In some cases I have attempted to trace the route of evacuation of casualties from the place where they were wounded to the place of their deaths. For this you need to check the diaries of the Field Ambulances and other medical units serving that part of the front. Once again, individuals are rarely mentioned by name, but the information may be useful nonetheless.

In short, I am afraid you are likely to be dissappointed if you are after hard evidence about Pte. White's death. However, you may be able to reconstruct a narrative of what “most likely” happened to him. You may even strike it lucky. Despite what I have just said I have occaisionally found diary entries naming individual casualties.

I am sorry I cannot be more helpful.

Link to post
Share on other sites

thanks for the replies,didn't think this was going to be an easy one.JOHN yes your right his service records no longer exist,not amongst the serviving 30% of the "BURNT DOCUMENTS" at kew.i'll try the museum for that "long shot".GREENWOODMAN.the family is spread the full length of the country,many have not been heard of/or from for years,i'll try an advert in the local birmingham paper,where they all originated from,and see what comes up.SUEL thanks,one for my new year visit to kew i think,lets hope that 2% contains something (i have a large anorak !!).JHILL i have a copy of the battalion diary for march 1915,no names but wounded reported on 7 days during the month,the museum seem to think his wounds occured on one of just three of those days,i'll be contacting them again.i assume those hospital diaries would be at kew,so i'll be very busy on my next visit !! any other comments/suggestions/imformation keep it coming,i think i'm going to try for that "long shot" after all nothing ventured nothing gained. STEVEN :D

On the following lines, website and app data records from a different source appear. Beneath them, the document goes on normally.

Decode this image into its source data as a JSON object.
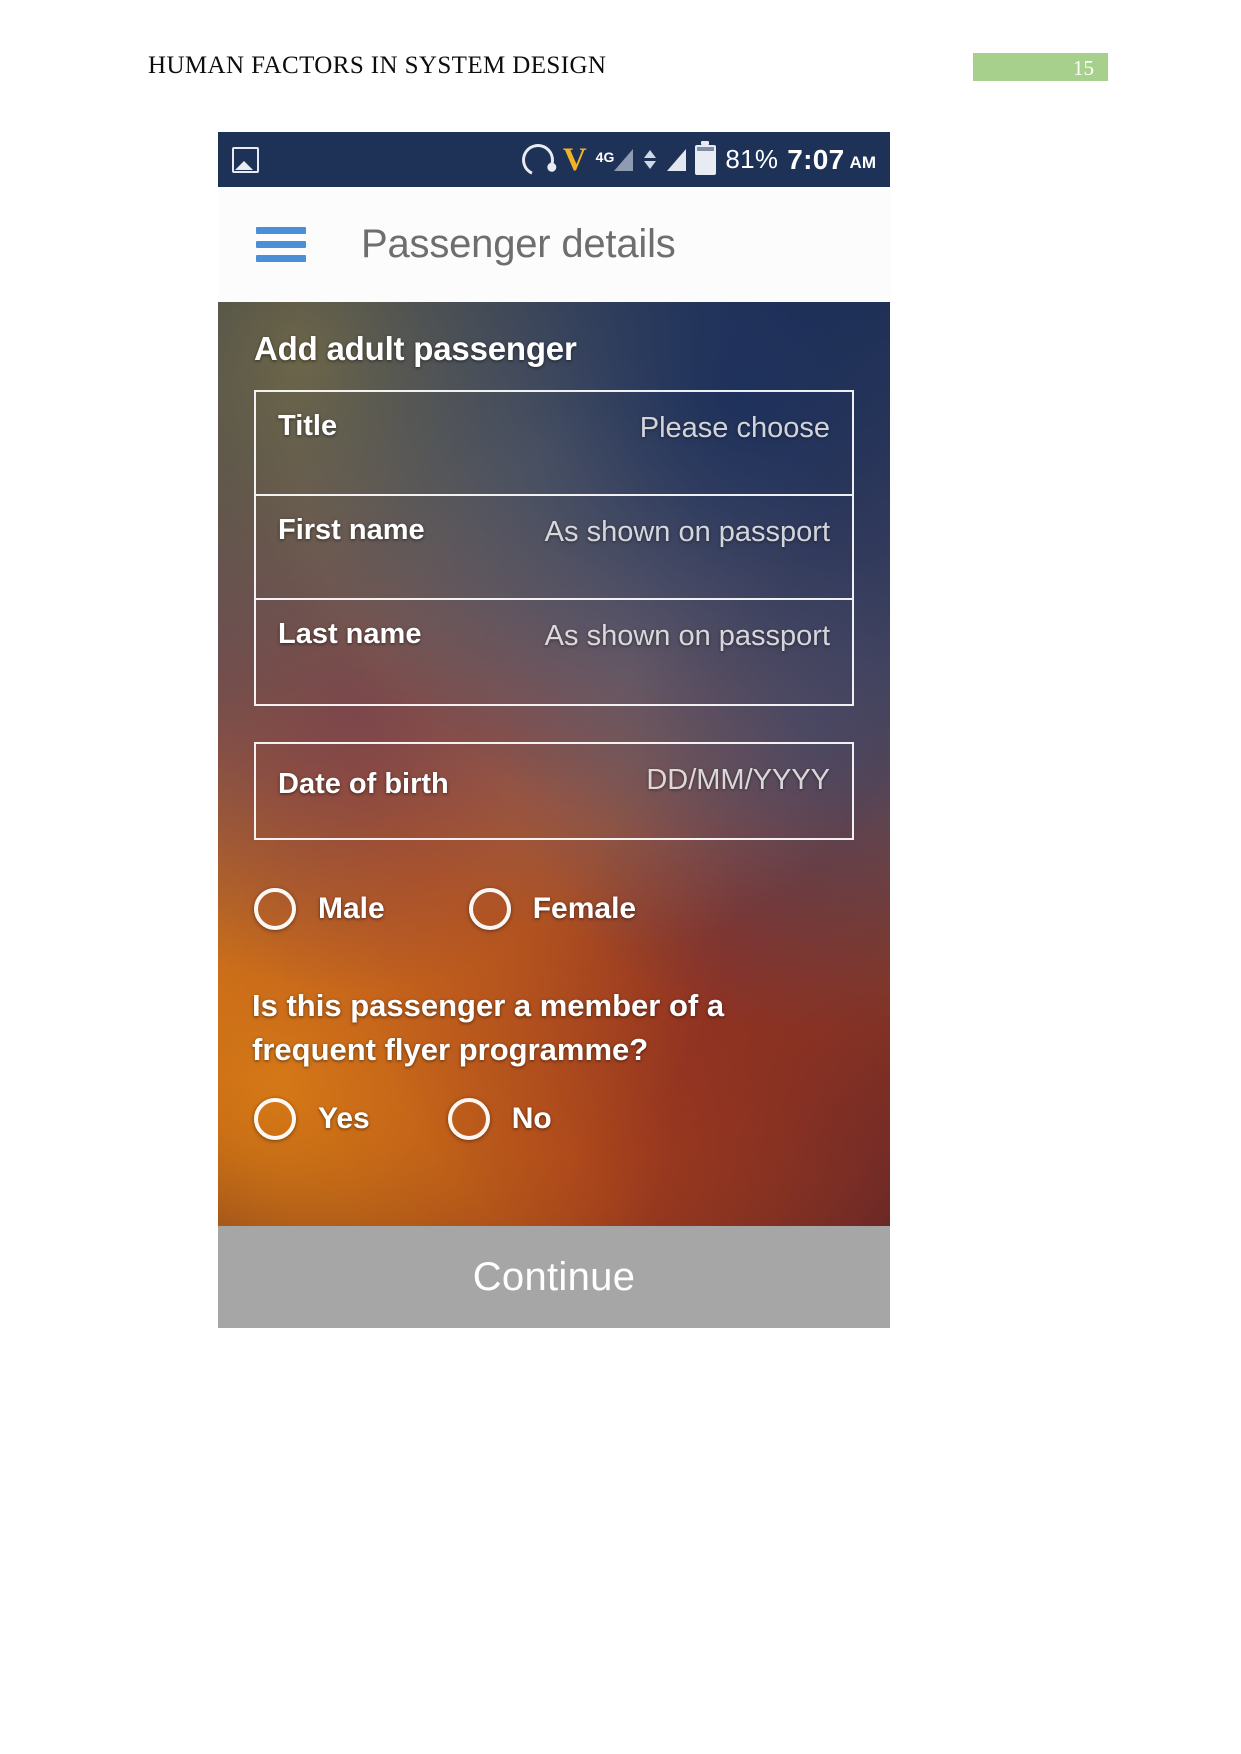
{
  "document": {
    "header_title": "HUMAN FACTORS IN SYSTEM DESIGN",
    "page_number": "15",
    "badge_color": "#a8d08d"
  },
  "phone": {
    "status_bar": {
      "background_color": "#1e3157",
      "network_label": "4G",
      "battery_percent": "81%",
      "time": "7:07",
      "meridiem": "AM",
      "icons": [
        "gallery-icon",
        "headset-icon",
        "viber-icon",
        "signal-icon",
        "data-transfer-icon",
        "signal-icon-2",
        "battery-icon"
      ]
    },
    "app_bar": {
      "menu_icon": "hamburger-menu-icon",
      "menu_color": "#4a90d9",
      "title": "Passenger details"
    },
    "form": {
      "card_title": "Add adult passenger",
      "fields": [
        {
          "label": "Title",
          "value": "Please choose"
        },
        {
          "label": "First name",
          "value": "As shown on passport"
        },
        {
          "label": "Last name",
          "value": "As shown on passport"
        }
      ],
      "dob": {
        "label": "Date of birth",
        "value": "DD/MM/YYYY"
      },
      "gender": {
        "options": [
          {
            "label": "Male",
            "selected": false
          },
          {
            "label": "Female",
            "selected": false
          }
        ]
      },
      "frequent_flyer": {
        "question": "Is this passenger a member of a frequent flyer programme?",
        "options": [
          {
            "label": "Yes",
            "selected": false
          },
          {
            "label": "No",
            "selected": false
          }
        ]
      },
      "continue_button": {
        "label": "Continue",
        "background_color": "#a6a6a6"
      }
    }
  }
}
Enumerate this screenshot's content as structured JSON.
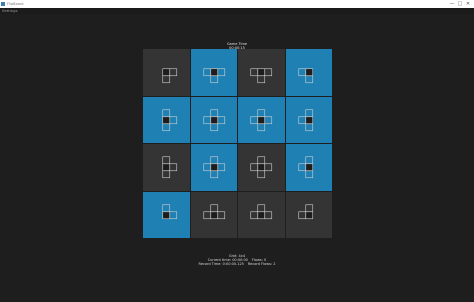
{
  "window": {
    "title": "FlipBoard",
    "controls": {
      "minimize": "—",
      "maximize": "□",
      "close": "✕"
    }
  },
  "menu": {
    "settings_label": "Settings"
  },
  "game_time": {
    "label": "Game Time",
    "value": "00:00:15"
  },
  "board": {
    "rows": 4,
    "cols": 4,
    "colors": {
      "on": "#1f80b4",
      "off": "#343434",
      "icon_line": "#cfcfcf",
      "icon_fill": "#1d1d1d"
    },
    "tiles": [
      {
        "state": "off",
        "pattern": "corner-tl"
      },
      {
        "state": "on",
        "pattern": "edge-top"
      },
      {
        "state": "off",
        "pattern": "edge-top"
      },
      {
        "state": "on",
        "pattern": "corner-tr"
      },
      {
        "state": "on",
        "pattern": "edge-left"
      },
      {
        "state": "on",
        "pattern": "center"
      },
      {
        "state": "on",
        "pattern": "center"
      },
      {
        "state": "on",
        "pattern": "edge-right"
      },
      {
        "state": "off",
        "pattern": "edge-left"
      },
      {
        "state": "on",
        "pattern": "center"
      },
      {
        "state": "off",
        "pattern": "center"
      },
      {
        "state": "on",
        "pattern": "edge-right"
      },
      {
        "state": "on",
        "pattern": "corner-bl"
      },
      {
        "state": "off",
        "pattern": "edge-bottom"
      },
      {
        "state": "off",
        "pattern": "edge-bottom"
      },
      {
        "state": "off",
        "pattern": "corner-br"
      }
    ]
  },
  "status": {
    "grid_label": "Grid: 4x4",
    "current_time_label": "Current time: 00:00:00",
    "flows_label": "Flows: 0",
    "record_time_label": "Record Time: 0:00:00.125",
    "record_flows_label": "Record Flows: 2"
  }
}
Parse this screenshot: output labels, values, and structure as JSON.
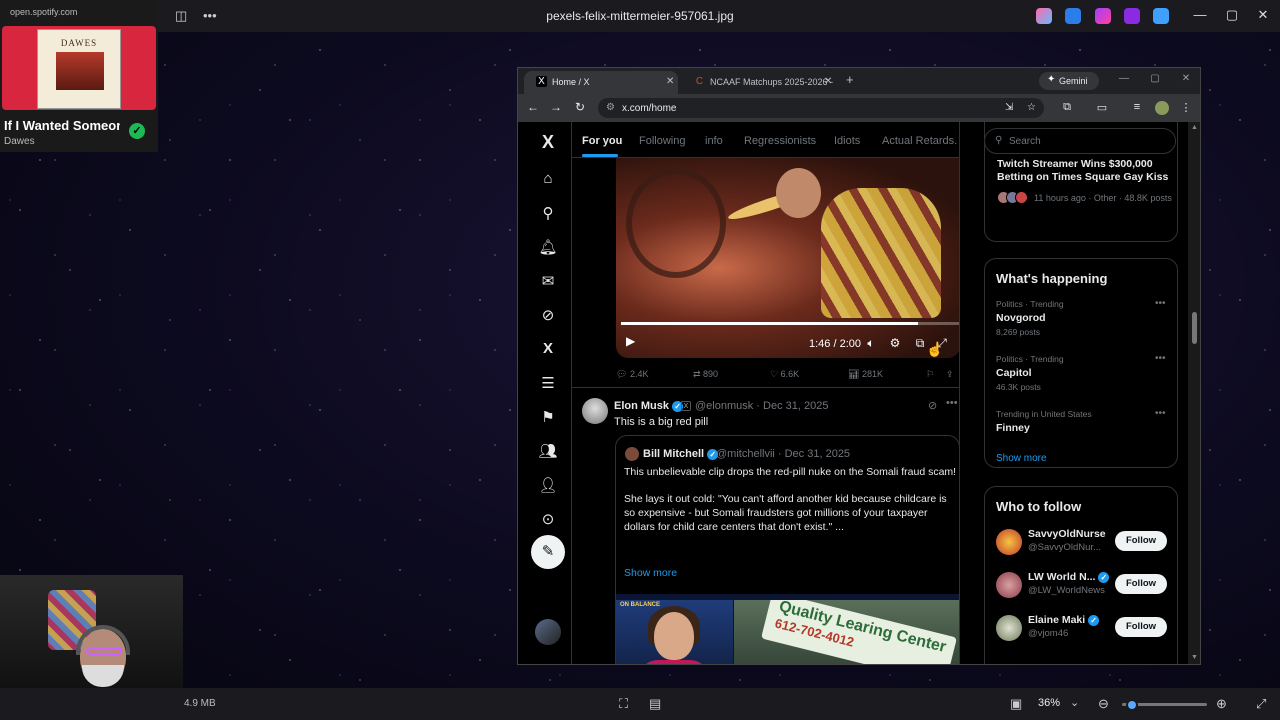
{
  "viewer": {
    "title": "pexels-felix-mittermeier-957061.jpg",
    "file_size": "4.9 MB",
    "zoom": "36%",
    "zoom_level_fraction": 0.05
  },
  "spotify": {
    "url": "open.spotify.com",
    "cover_title": "DAWES",
    "song": "If I Wanted Someone",
    "artist": "Dawes",
    "check": "✓"
  },
  "browser": {
    "tabs": [
      {
        "title": "Home / X",
        "fav": "X"
      },
      {
        "title": "NCAAF Matchups 2025-2026 -",
        "fav": "C"
      }
    ],
    "newtab": "+",
    "gemini": "Gemini",
    "url": "x.com/home"
  },
  "x": {
    "logo": "X",
    "feed_tabs": [
      "For you",
      "Following",
      "info",
      "Regressionists",
      "Idiots",
      "Actual Retards."
    ],
    "video": {
      "time": "1:46 / 2:00",
      "progress": 0.88
    },
    "actions": {
      "replies": "2.4K",
      "reposts": "890",
      "likes": "6.6K",
      "views": "281K"
    },
    "tweet": {
      "name": "Elon Musk",
      "meta": "@elonmusk · Dec 31, 2025",
      "text": "This is a big red pill",
      "quote": {
        "name": "Bill Mitchell",
        "meta": "@mitchellvii · Dec 31, 2025",
        "line1": "This unbelievable clip drops the red-pill nuke on the Somali fraud scam!",
        "line2": "She lays it out cold: \"You can't afford another kid because childcare is",
        "line3": "so expensive - but Somali fraudsters got millions of your taxpayer",
        "line4": "dollars for child care centers that don't exist.\" ...",
        "show_more": "Show more",
        "banner": "ON BALANCE",
        "sign": "Quality Learing Center",
        "sign_number": "612-702-4012"
      }
    },
    "sidebar": {
      "search_placeholder": "Search",
      "top_trend": {
        "headline": "Twitch Streamer Wins $300,000 Betting on Times Square Gay Kiss",
        "sub": "11 hours ago · Other · 48.8K posts"
      },
      "happening": {
        "heading": "What's happening",
        "trends": [
          {
            "meta": "Politics · Trending",
            "name": "Novgorod",
            "count": "8,269 posts"
          },
          {
            "meta": "Politics · Trending",
            "name": "Capitol",
            "count": "46.3K posts"
          },
          {
            "meta": "Trending in United States",
            "name": "Finney",
            "count": ""
          }
        ],
        "show_more": "Show more"
      },
      "who_to_follow": {
        "heading": "Who to follow",
        "people": [
          {
            "name": "SavvyOldNurse",
            "handle": "@SavvyOldNur...",
            "button": "Follow"
          },
          {
            "name": "LW World N...",
            "handle": "@LW_WorldNews",
            "button": "Follow"
          },
          {
            "name": "Elaine Maki",
            "handle": "@vjom46",
            "button": "Follow"
          }
        ]
      }
    }
  },
  "colors": {
    "accent": "#1d9bf0",
    "spotify_green": "#1db954",
    "spotify_red": "#d7263d"
  }
}
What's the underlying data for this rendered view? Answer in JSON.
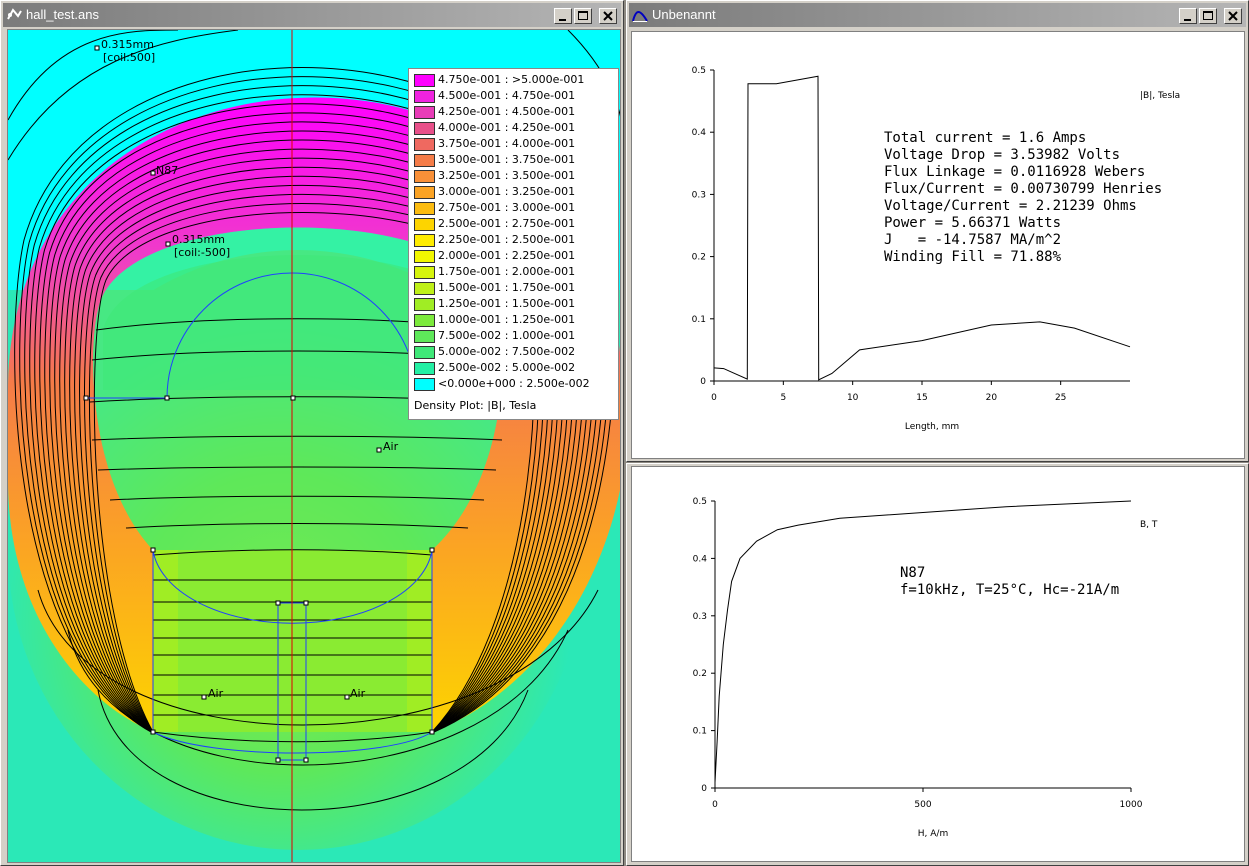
{
  "left_window": {
    "title": "hall_test.ans",
    "labels": {
      "coil1_size": "0.315mm",
      "coil1_circuit": "[coil:500]",
      "coil2_size": "0.315mm",
      "coil2_circuit": "[coil:-500]",
      "material_core": "N87",
      "air_center": "Air",
      "air_left": "Air",
      "air_right": "Air"
    },
    "legend": {
      "title": "Density Plot: |B|, Tesla",
      "items": [
        {
          "range": "4.750e-001 : >5.000e-001",
          "color": "#ff00ff"
        },
        {
          "range": "4.500e-001 : 4.750e-001",
          "color": "#f023e0"
        },
        {
          "range": "4.250e-001 : 4.500e-001",
          "color": "#e83cb8"
        },
        {
          "range": "4.000e-001 : 4.250e-001",
          "color": "#e8508a"
        },
        {
          "range": "3.750e-001 : 4.000e-001",
          "color": "#ef6960"
        },
        {
          "range": "3.500e-001 : 3.750e-001",
          "color": "#f57c48"
        },
        {
          "range": "3.250e-001 : 3.500e-001",
          "color": "#f99038"
        },
        {
          "range": "3.000e-001 : 3.250e-001",
          "color": "#fba324"
        },
        {
          "range": "2.750e-001 : 3.000e-001",
          "color": "#fcbc10"
        },
        {
          "range": "2.500e-001 : 2.750e-001",
          "color": "#fdd400"
        },
        {
          "range": "2.250e-001 : 2.500e-001",
          "color": "#ffec00"
        },
        {
          "range": "2.000e-001 : 2.250e-001",
          "color": "#f2f700"
        },
        {
          "range": "1.750e-001 : 2.000e-001",
          "color": "#d6f40c"
        },
        {
          "range": "1.500e-001 : 1.750e-001",
          "color": "#bff018"
        },
        {
          "range": "1.250e-001 : 1.500e-001",
          "color": "#a0ed24"
        },
        {
          "range": "1.000e-001 : 1.250e-001",
          "color": "#7cea3c"
        },
        {
          "range": "7.500e-002 : 1.000e-001",
          "color": "#5ee85a"
        },
        {
          "range": "5.000e-002 : 7.500e-002",
          "color": "#3fe878"
        },
        {
          "range": "2.500e-002 : 5.000e-002",
          "color": "#23f0a4"
        },
        {
          "range": "<0.000e+000 : 2.500e-002",
          "color": "#00ffff"
        }
      ]
    }
  },
  "top_right_window": {
    "title": "Unbenannt",
    "chart_data": {
      "type": "line",
      "series_label": "|B|, Tesla",
      "xlabel": "Length, mm",
      "xlim": [
        0,
        30
      ],
      "ylim": [
        0,
        0.5
      ],
      "xticks": [
        "0",
        "5",
        "10",
        "15",
        "20",
        "25"
      ],
      "yticks": [
        "0",
        "0.1",
        "0.2",
        "0.3",
        "0.4",
        "0.5"
      ],
      "points": [
        [
          0,
          0.021
        ],
        [
          0.7,
          0.02
        ],
        [
          1.2,
          0.015
        ],
        [
          2.4,
          0.003
        ],
        [
          2.45,
          0.478
        ],
        [
          4.5,
          0.478
        ],
        [
          7.5,
          0.49
        ],
        [
          7.55,
          0.002
        ],
        [
          8.5,
          0.012
        ],
        [
          10.5,
          0.05
        ],
        [
          15,
          0.065
        ],
        [
          20,
          0.09
        ],
        [
          23.5,
          0.095
        ],
        [
          26,
          0.085
        ],
        [
          30,
          0.055
        ]
      ],
      "results": [
        "Total current = 1.6 Amps",
        "Voltage Drop = 3.53982 Volts",
        "Flux Linkage = 0.0116928 Webers",
        "Flux/Current = 0.00730799 Henries",
        "Voltage/Current = 2.21239 Ohms",
        "Power = 5.66371 Watts",
        "J   = -14.7587 MA/m^2",
        "Winding Fill = 71.88%"
      ]
    }
  },
  "bottom_right_window": {
    "chart_data": {
      "type": "line",
      "series_label": "B, T",
      "xlabel": "H, A/m",
      "xlim": [
        0,
        1000
      ],
      "ylim": [
        0,
        0.5
      ],
      "xticks": [
        "0",
        "500",
        "1000"
      ],
      "yticks": [
        "0",
        "0.1",
        "0.2",
        "0.3",
        "0.4",
        "0.5"
      ],
      "points": [
        [
          0,
          0.01
        ],
        [
          5,
          0.08
        ],
        [
          10,
          0.16
        ],
        [
          20,
          0.25
        ],
        [
          30,
          0.31
        ],
        [
          40,
          0.36
        ],
        [
          60,
          0.4
        ],
        [
          100,
          0.43
        ],
        [
          150,
          0.45
        ],
        [
          200,
          0.458
        ],
        [
          300,
          0.47
        ],
        [
          500,
          0.48
        ],
        [
          700,
          0.49
        ],
        [
          1000,
          0.5
        ]
      ],
      "material_name": "N87",
      "material_props": "f=10kHz, T=25°C, Hc=-21A/m"
    }
  }
}
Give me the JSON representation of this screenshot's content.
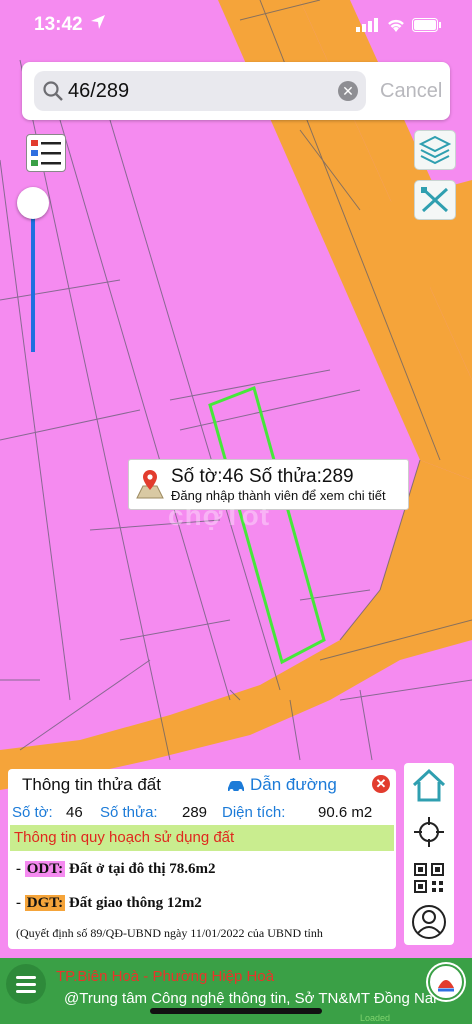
{
  "status": {
    "time": "13:42"
  },
  "search": {
    "query": "46/289",
    "cancel_label": "Cancel"
  },
  "popup": {
    "line1": "Số tờ:46 Số thửa:289",
    "line2": "Đăng nhập thành viên để xem chi tiết"
  },
  "watermark": "chợTốt",
  "panel": {
    "title": "Thông tin thửa đất",
    "directions_label": "Dẫn đường",
    "to_label": "Số tờ:",
    "to_value": "46",
    "thua_label": "Số thửa:",
    "thua_value": "289",
    "area_label": "Diện tích:",
    "area_value": "90.6 m2",
    "section_title": "Thông tin quy hoạch sử dụng đất",
    "rows": [
      {
        "prefix": "- ",
        "code": "ODT:",
        "desc": " Đất ở tại đô thị 78.6m2"
      },
      {
        "prefix": "- ",
        "code": "DGT:",
        "desc": " Đất giao thông 12m2"
      }
    ],
    "note": "(Quyết định số 89/QĐ-UBND ngày 11/01/2022 của UBND tỉnh"
  },
  "footer": {
    "line1": "TP.Biên Hoà - Phường Hiệp Hoà",
    "line2": "@Trung tâm Công nghệ thông tin, Sở TN&MT Đồng Nai",
    "loaded": "Loaded"
  },
  "colors": {
    "residential": "#f58bf0",
    "road": "#f5a43a",
    "parcel_highlight": "#46e83a",
    "odt_badge": "#f58bf0",
    "dgt_badge": "#f5a43a",
    "accent": "#1c7bd8",
    "footer_bg": "#3aa046"
  },
  "icons": {
    "status_arrow": "location-arrow-icon",
    "search": "search-icon",
    "clear": "clear-icon",
    "legend": "legend-list-icon",
    "layers": "layers-icon",
    "measure": "measure-tools-icon",
    "pin": "map-pin-icon",
    "car": "car-icon",
    "home": "home-icon",
    "locate": "crosshair-icon",
    "qr": "qr-code-icon",
    "account": "user-icon",
    "menu": "menu-icon"
  }
}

Link to post
Share on other sites

Steven, the medical unit records at PRO are as follows:

In the WO95 series you will find the operational records of the hospitals. In general they do not list men who died whilst in their care, and they do not include admission records either.

In MH106 series are some patient records and admission lists, but they are a tiny fragment of the whole. It might be worth checking the MH106 index to see if any of the hospitals you are interested in are covered.

MH106 also has a sample of medical records, by unit. These only include RHA, some of the Hussars, Grenadier Guards, Leicester Regiment and RFC.

Link to post
Share on other sites

Steve, I may have confused you with the local papers. SDGW says that he was born in St George's Parish Birmingham, and enlisted in Birmingham. Good chance the family (His Mum and Dad, siblings) lived in Birmingham. Therefore check the paper local to that parish, for March 1915 and for a couple of months afterwards. You may find copies of local papers in Birmingham Central Library, or at the British Museum, Newspaper Library at Colindale N. London

Link to post
Share on other sites

Steven

Just to add to Richard's post about newspapers. Best bet, in my view, is to see if there was a weekly paper very local to that part of Birmingham, rather than, say, the daily evening paper covering the whole of Birmingham

John

Link to post
Share on other sites

CHRIS AND SUE L. "representative selection" god i've come across this so many times while doing this research.last time when i tried to trace his widows "WAR WIDOWS PENSION".only 10% of the 100,000 plus records were selected for preservation,the rest destroyed !!!!.sometimes i don't know whats worse losing records to the gross stupidity of the keepers of our national archives or losing them to enemy action !!!!.thanks for the comments/suggestions so far i think i know which direction i need to go with this one (on with the anorak i think).if anyone can think of anything else,please let me know. STEVEN :)

Link to post
Share on other sites

Create an account or sign in to comment

You need to be a member in order to leave a comment

Create an account

Sign up for a new account in our community. It's easy!

Register a new account

Sign in

Already have an account? Sign in here.

Sign In Now
×
×
  • Create New...